** Exercise description **
Scan the entries for the word "this". Every line that has it should be copied.

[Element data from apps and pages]
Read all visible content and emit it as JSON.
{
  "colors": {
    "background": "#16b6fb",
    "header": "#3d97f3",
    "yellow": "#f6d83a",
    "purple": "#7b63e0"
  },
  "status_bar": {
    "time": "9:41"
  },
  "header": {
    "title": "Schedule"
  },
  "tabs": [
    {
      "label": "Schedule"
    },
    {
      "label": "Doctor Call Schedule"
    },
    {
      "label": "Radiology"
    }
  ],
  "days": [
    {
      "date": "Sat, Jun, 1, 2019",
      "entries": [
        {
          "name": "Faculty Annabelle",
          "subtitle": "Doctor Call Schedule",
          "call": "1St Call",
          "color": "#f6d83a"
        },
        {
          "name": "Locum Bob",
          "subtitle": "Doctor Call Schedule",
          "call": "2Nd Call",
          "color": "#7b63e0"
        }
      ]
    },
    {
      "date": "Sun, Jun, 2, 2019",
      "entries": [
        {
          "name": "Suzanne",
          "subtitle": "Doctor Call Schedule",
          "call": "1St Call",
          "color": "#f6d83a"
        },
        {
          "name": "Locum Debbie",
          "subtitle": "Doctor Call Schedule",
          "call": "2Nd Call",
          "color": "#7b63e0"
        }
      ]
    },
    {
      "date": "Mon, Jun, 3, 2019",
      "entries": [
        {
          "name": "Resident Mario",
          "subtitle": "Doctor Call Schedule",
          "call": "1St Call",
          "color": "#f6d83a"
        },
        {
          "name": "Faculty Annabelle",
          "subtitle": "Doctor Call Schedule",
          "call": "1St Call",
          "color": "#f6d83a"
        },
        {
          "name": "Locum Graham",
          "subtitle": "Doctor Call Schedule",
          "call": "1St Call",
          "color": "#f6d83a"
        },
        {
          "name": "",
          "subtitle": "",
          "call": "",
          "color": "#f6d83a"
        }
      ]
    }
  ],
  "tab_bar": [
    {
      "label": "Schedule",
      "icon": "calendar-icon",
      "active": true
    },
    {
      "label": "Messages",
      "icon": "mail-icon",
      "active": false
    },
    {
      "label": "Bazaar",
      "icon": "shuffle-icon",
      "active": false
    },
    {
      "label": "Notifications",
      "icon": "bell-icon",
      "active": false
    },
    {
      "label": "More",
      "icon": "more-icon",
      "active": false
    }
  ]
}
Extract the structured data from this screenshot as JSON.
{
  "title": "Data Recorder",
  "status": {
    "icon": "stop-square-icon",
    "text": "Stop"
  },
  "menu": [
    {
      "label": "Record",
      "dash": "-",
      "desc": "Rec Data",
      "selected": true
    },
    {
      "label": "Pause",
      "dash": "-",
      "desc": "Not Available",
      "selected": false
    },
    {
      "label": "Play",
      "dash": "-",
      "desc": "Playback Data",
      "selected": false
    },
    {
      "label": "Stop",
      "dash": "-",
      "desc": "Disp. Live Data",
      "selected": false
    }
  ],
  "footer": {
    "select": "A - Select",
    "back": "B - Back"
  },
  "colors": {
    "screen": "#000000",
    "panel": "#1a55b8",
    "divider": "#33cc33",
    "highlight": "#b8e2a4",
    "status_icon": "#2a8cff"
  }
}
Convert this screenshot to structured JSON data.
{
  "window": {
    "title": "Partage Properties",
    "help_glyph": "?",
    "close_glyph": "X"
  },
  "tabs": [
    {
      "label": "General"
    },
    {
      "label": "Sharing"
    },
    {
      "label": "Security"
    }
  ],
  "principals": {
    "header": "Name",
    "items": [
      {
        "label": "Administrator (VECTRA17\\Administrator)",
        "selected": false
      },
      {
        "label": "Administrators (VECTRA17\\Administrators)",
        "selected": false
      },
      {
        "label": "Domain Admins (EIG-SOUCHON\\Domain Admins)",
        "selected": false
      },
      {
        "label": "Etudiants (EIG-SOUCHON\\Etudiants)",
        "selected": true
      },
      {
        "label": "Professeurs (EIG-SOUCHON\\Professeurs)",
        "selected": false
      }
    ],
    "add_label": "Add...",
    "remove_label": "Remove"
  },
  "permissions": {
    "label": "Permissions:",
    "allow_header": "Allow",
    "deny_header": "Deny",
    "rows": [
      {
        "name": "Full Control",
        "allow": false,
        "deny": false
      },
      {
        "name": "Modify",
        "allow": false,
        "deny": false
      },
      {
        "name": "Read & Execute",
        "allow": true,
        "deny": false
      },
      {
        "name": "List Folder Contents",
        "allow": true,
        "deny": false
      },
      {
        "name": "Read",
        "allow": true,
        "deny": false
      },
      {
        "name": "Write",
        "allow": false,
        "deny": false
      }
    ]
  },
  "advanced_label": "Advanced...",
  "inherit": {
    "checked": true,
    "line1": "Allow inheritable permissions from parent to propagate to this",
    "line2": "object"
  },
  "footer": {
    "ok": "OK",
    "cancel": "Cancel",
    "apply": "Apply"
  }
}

** Response to the exercise **
Extract the structured data from this screenshot as JSON.
Convert this screenshot to structured JSON data.
    "line1": "Allow inheritable permissions from parent to propagate to this",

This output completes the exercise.